=== Task inputs ===
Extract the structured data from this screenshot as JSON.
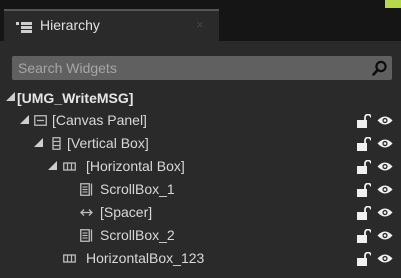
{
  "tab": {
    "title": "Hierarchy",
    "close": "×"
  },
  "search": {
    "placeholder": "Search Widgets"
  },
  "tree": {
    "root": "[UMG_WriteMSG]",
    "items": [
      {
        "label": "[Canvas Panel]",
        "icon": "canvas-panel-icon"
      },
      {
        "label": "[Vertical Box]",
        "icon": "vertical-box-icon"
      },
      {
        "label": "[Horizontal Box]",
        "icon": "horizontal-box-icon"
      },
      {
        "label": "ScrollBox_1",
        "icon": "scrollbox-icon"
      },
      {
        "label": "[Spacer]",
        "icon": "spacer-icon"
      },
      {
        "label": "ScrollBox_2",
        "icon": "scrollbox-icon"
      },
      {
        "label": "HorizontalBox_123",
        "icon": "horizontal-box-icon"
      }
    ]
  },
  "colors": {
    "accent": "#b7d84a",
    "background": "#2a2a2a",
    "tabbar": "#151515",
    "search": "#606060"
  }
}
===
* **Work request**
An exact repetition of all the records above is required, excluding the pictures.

* **Written solution**
Extract the structured data from this screenshot as JSON.
{
  "tab": {
    "title": "Hierarchy",
    "close": "×"
  },
  "search": {
    "placeholder": "Search Widgets"
  },
  "tree": {
    "root": "[UMG_WriteMSG]",
    "items": [
      {
        "label": "[Canvas Panel]",
        "icon": "canvas-panel-icon"
      },
      {
        "label": "[Vertical Box]",
        "icon": "vertical-box-icon"
      },
      {
        "label": "[Horizontal Box]",
        "icon": "horizontal-box-icon"
      },
      {
        "label": "ScrollBox_1",
        "icon": "scrollbox-icon"
      },
      {
        "label": "[Spacer]",
        "icon": "spacer-icon"
      },
      {
        "label": "ScrollBox_2",
        "icon": "scrollbox-icon"
      },
      {
        "label": "HorizontalBox_123",
        "icon": "horizontal-box-icon"
      }
    ]
  },
  "colors": {
    "accent": "#b7d84a",
    "background": "#2a2a2a",
    "tabbar": "#151515",
    "search": "#606060"
  }
}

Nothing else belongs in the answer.